Baker was the only choirmaster to work with the St. Teresa and St. Cecilia choirs since J. Henry Francis. The St. Cecilia Choir of high-school-aged girls sang in the Bethlehem Chapel of Washington National Cathedral in 1970. Baker's work with the girls choirs was short-lived due to other interests, and organist Brenda Maurice (Vanderford), directed the girls until the latter part of the 1970s. Major changes within the parish resulted in many families leaving St. John's, and the girls choirs disbanded. A boys choir, St. David's, was attempted periodically, but it, too, fell victim to changing times.

St. Ambrose Choir's beginning

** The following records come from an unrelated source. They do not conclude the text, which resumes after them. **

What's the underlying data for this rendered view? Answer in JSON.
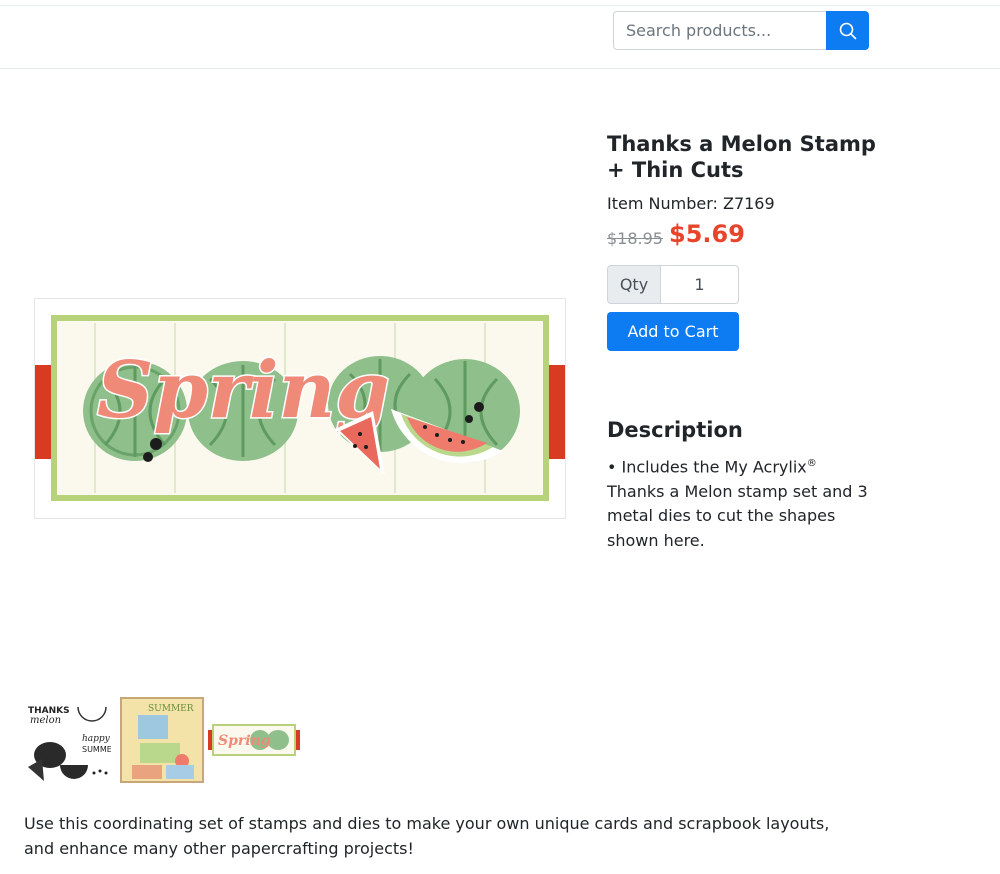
{
  "search": {
    "placeholder": "Search products..."
  },
  "product": {
    "title": "Thanks a Melon Stamp + Thin Cuts",
    "item_number_label": "Item Number: Z7169",
    "old_price": "$18.95",
    "new_price": "$5.69",
    "qty_label": "Qty",
    "qty_value": "1",
    "add_to_cart_label": "Add to Cart"
  },
  "main_image": {
    "word": "Spring"
  },
  "description": {
    "heading": "Description",
    "text_before": "• Includes the My Acrylix",
    "text_sup": "®",
    "text_after": " Thanks a Melon stamp set and 3 metal dies to cut the shapes shown here."
  },
  "thumbnails": {
    "thumb1_text_a": "THANKS",
    "thumb1_text_b": "melon",
    "thumb1_text_c": "happy",
    "thumb1_text_d": "SUMMER",
    "thumb2_text": "SUMMER",
    "thumb3_text": "Spring"
  },
  "footer": {
    "text": "Use this coordinating set of stamps and dies to make your own unique cards and scrapbook layouts, and enhance many other papercrafting projects!"
  },
  "colors": {
    "accent": "#0d7bf2",
    "sale": "#e8442b"
  }
}
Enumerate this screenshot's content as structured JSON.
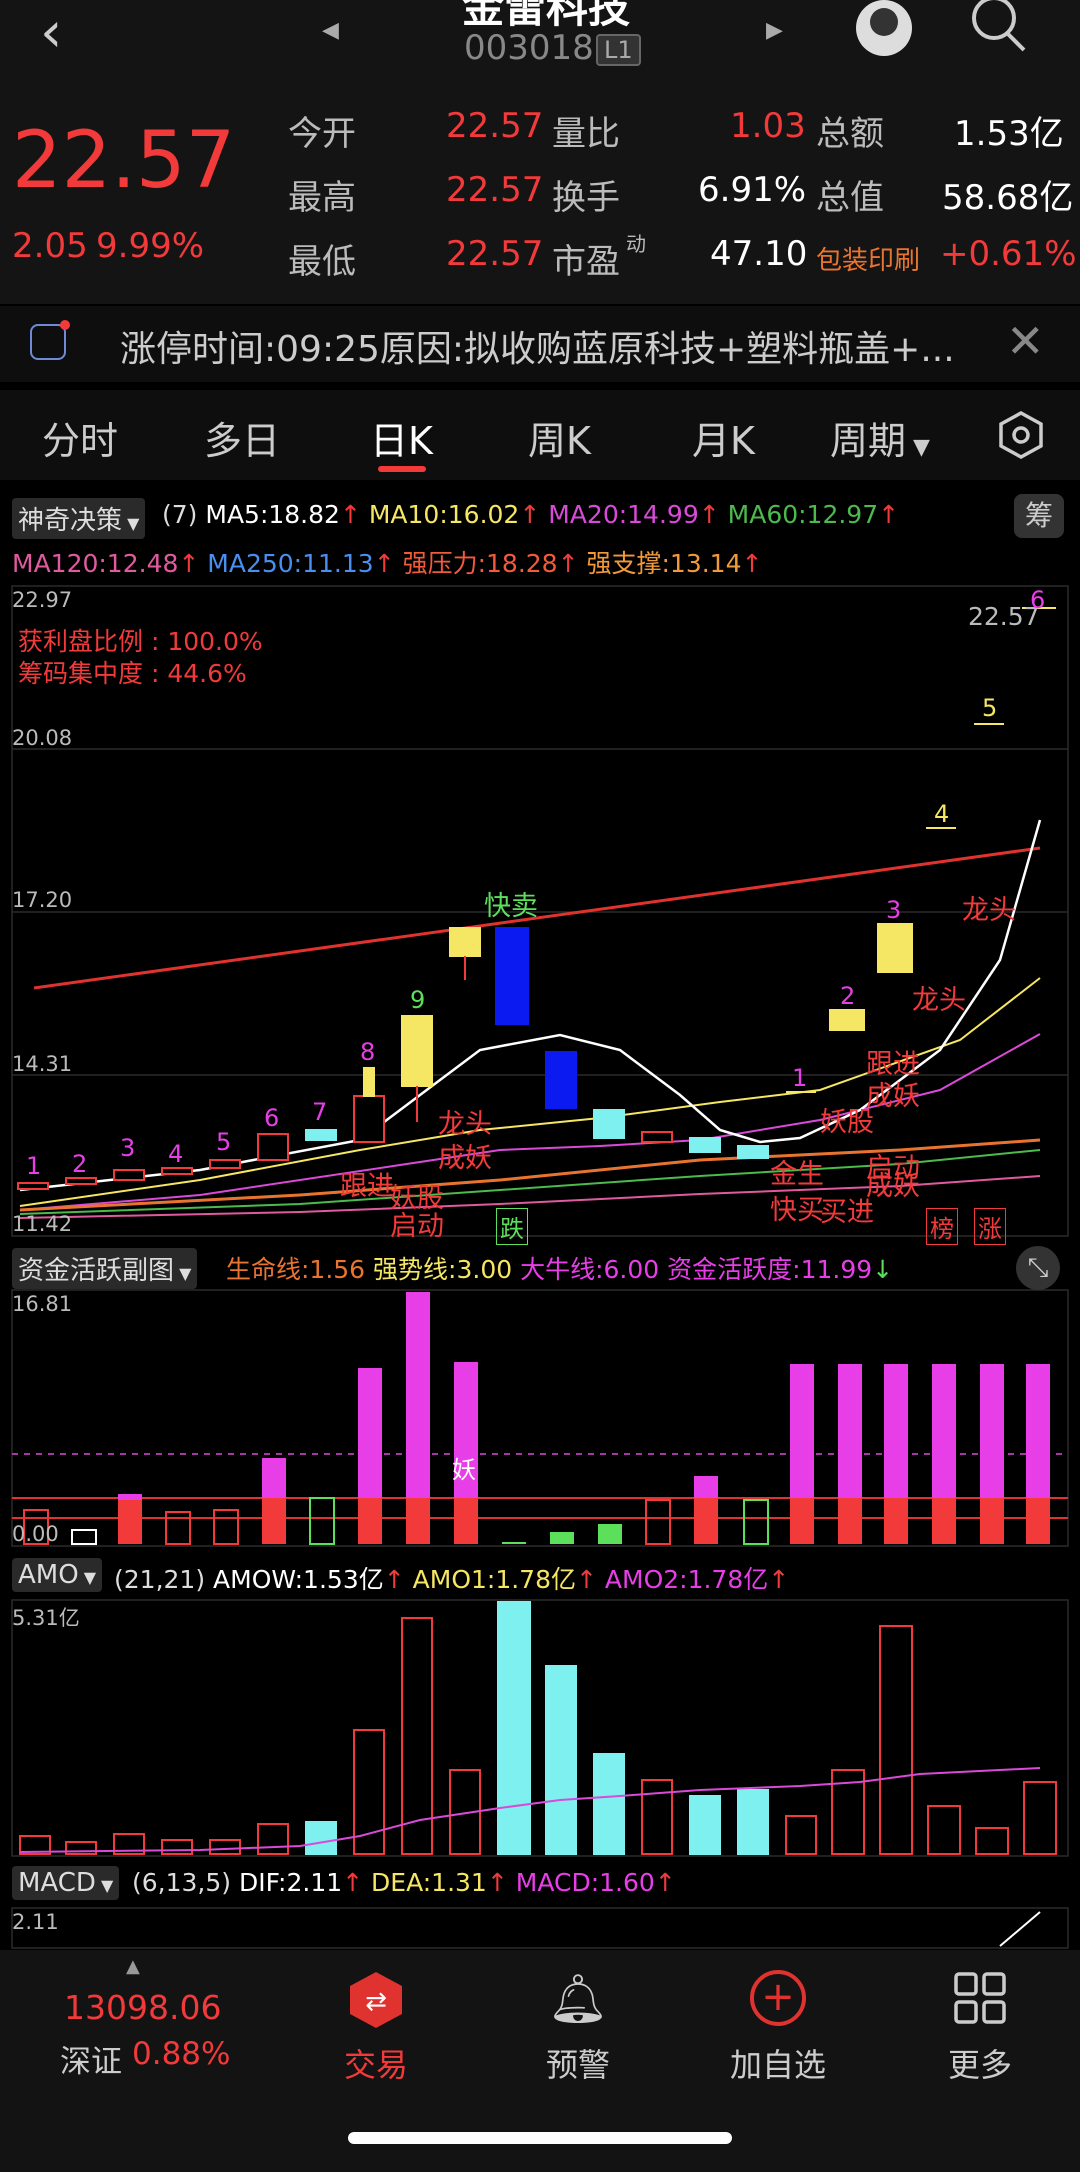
{
  "header": {
    "title": "金雷科技",
    "code": "003018",
    "level": "L1"
  },
  "quote": {
    "price": "22.57",
    "change": "2.05",
    "change_pct": "9.99%",
    "open_label": "今开",
    "open": "22.57",
    "high_label": "最高",
    "high": "22.57",
    "low_label": "最低",
    "low": "22.57",
    "volratio_label": "量比",
    "volratio": "1.03",
    "turnover_label": "换手",
    "turnover": "6.91%",
    "pe_label": "市盈",
    "pe_sup": "动",
    "pe": "47.10",
    "amount_label": "总额",
    "amount": "1.53亿",
    "mktcap_label": "总值",
    "mktcap": "58.68亿",
    "sector": "包装印刷",
    "sector_pct": "+0.61%"
  },
  "notice": {
    "text": "涨停时间:09:25原因:拟收购蓝原科技+塑料瓶盖+..."
  },
  "tabs": [
    "分时",
    "多日",
    "日K",
    "周K",
    "月K",
    "周期"
  ],
  "main_chart": {
    "indicator_name": "神奇决策",
    "period": "(7)",
    "ma5": "MA5:18.82",
    "ma10": "MA10:16.02",
    "ma20": "MA20:14.99",
    "ma60": "MA60:12.97",
    "ma120": "MA120:12.48",
    "ma250": "MA250:11.13",
    "pressure": "强压力:18.28",
    "support": "强支撑:13.14",
    "chip_label_btn": "筹",
    "profit_ratio": "获利盘比例 : 100.0%",
    "chip_conc": "筹码集中度 : 44.6%",
    "y_ticks": [
      "22.97",
      "20.08",
      "17.20",
      "14.31",
      "11.42"
    ],
    "last_price_label": "22.57",
    "annotations": [
      "快卖",
      "龙头",
      "成妖",
      "跟进",
      "妖股",
      "启动",
      "金生",
      "快买",
      "买进",
      "成妖",
      "龙头",
      "龙头",
      "跟进",
      "妖股",
      "启动",
      "成妖"
    ],
    "tags": [
      "跌",
      "榜",
      "涨"
    ]
  },
  "fund_chart": {
    "name": "资金活跃副图",
    "life": "生命线:1.56",
    "strong": "强势线:3.00",
    "bull": "大牛线:6.00",
    "active": "资金活跃度:11.99",
    "y_top": "16.81",
    "y_bottom": "0.00",
    "demon": "妖"
  },
  "amo_chart": {
    "name": "AMO",
    "params": "(21,21)",
    "amow": "AMOW:1.53亿",
    "amo1": "AMO1:1.78亿",
    "amo2": "AMO2:1.78亿",
    "y_top": "5.31亿"
  },
  "macd_chart": {
    "name": "MACD",
    "params": "(6,13,5)",
    "dif": "DIF:2.11",
    "dea": "DEA:1.31",
    "macd": "MACD:1.60",
    "y_top": "2.11"
  },
  "bottom_nav": {
    "index_value": "13098.06",
    "index_name": "深证",
    "index_pct": "0.88%",
    "trade": "交易",
    "alert": "预警",
    "add": "加自选",
    "more": "更多"
  }
}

Payment to choir members at St. John's came to an end in 1968, and we lost many longtime professional singers who refused to sing without pay. For a while under Baker, the choir was supplemented with his voice students, though that stopped when he left. Thus began a new, fresh, growing era for the choir, which styled itself the St. Ambrose Choir. The only long-time choir member to receive a stipend was James G. Wallace, much loved by the choir, who became an invaluable music assistant.

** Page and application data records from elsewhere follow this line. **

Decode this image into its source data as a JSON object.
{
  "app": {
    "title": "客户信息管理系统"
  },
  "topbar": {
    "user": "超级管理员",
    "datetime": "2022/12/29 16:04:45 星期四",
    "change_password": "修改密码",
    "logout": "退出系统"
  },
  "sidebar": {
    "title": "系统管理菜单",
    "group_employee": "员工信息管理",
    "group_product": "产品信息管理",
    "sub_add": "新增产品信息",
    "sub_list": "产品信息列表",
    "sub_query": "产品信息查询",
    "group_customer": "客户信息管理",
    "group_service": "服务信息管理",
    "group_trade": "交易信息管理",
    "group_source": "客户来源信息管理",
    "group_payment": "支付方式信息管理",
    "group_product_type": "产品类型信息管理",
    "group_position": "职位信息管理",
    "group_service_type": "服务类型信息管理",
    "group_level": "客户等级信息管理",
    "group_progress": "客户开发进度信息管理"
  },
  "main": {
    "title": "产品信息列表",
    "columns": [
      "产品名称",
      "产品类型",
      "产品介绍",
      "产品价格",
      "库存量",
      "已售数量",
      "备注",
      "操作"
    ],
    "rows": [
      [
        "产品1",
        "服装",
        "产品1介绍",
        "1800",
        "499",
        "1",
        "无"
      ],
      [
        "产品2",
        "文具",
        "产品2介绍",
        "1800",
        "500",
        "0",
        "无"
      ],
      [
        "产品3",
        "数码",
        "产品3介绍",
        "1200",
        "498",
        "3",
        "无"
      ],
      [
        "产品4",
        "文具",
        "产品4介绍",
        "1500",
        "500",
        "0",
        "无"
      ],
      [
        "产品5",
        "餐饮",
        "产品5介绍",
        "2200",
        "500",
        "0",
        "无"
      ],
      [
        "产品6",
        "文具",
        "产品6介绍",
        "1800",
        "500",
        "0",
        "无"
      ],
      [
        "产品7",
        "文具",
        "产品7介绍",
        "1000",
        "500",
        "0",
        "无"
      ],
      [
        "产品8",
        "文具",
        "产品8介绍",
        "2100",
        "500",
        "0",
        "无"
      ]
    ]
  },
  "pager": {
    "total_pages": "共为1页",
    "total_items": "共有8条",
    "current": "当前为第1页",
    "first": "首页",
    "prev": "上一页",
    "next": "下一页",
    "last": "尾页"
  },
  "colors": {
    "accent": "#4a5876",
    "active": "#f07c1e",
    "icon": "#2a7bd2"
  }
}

The Saint Ambrose Choir in rehearsal

David Morton, parishioner since 1962, and an experienced choral director, became choirmaster in August, 1974. His expertise in English and American Cathedral music took St. John's into the mainstream of the rich Anglican choral tradition. Lyric straight-tone singing conducive to chant forms and the literature of the Anglican choral ideal was developed. All of this came about during a trying time within The Episcopal Church at large and at St. John's itself, influenced by new trial liturgies and a precarious national trend toward fluctuating musical tastes.

In spite of these changes, the Anglican choral foundation became our fundamental music base. Evensong in the cathedral tradition was initiated during this time, after decades of neglect. Morton's two-year tenure as choirmaster was highlighted with the St. Ambrose Choir singing for the main service in Washington National Cathedral on West Virginia Day, September 6, 1976, his last service as choirmaster. Ours was the first West Virginia church choir to sing during a principal service at the cathedral.

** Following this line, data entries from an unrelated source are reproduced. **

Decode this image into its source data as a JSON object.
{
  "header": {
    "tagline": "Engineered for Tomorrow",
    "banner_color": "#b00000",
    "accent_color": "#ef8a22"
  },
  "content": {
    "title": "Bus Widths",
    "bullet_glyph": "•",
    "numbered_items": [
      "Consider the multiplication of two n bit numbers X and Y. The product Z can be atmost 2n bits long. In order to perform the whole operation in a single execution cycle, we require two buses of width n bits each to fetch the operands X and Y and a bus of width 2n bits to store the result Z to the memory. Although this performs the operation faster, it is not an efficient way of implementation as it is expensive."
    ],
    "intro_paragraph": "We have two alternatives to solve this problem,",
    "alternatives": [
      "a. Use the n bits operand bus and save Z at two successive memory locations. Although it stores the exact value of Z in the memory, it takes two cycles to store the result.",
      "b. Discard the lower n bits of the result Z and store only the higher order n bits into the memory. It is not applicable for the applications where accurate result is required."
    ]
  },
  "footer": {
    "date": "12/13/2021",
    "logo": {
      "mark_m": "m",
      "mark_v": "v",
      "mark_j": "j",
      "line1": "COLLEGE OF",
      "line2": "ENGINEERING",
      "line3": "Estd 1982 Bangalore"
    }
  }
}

David Johnson, a Charleston choral director, followed David Morton, but left after a brief stint directing our St. Ambrose Choir.

Brenda Vanderford, a native of Richmond, Va. and associate professor of music at West Virginia State College, who came to St. John's as organist in 1968, assumed the combined post of organist and choirmaster in 1977. In November 1977, Vanderford became the first organist holding a post in West Virginia to play a recital on the great organ of Washington National Cathedral.

Vanderford's superb musicianship and credentials-degrees from Oberlin Conservatory and Northwestern University, a Fulbright scholarship for European organ study, and membership in the Association of Anglican Musicians-saw St. John's choir and choral services flourish. She built upon the Anglican choral foundation laid by David Morton, and carried forth so successfully that Evensongs at St. John'a became community events, attracting people of all faiths come to appreciate our music.

Upon Vanderford's retirement in 2012, David Morton, who returned to Charleston from the Washington, D.C., area in 1980 and became Vanderford's assistant in 2006, was chosen to be director of music and choirmaster once again. Daniel Faber is now our principal organist.

The large choral library of St. John's, with music dating prior to the turn of the century, is remarkably rich and superb. It joins the Skinner organ in being among the most valuable treasures of this parish church.

Appreciation is extended to Joseph Crosby Jefferds, Jr. for his kind permission to quote directly portions of his book, "The History of St. John's Episcopal Church, Charleston, West Virginia," offering much information regarding the early days of our parish; and to others who provided valuable recollection and observation.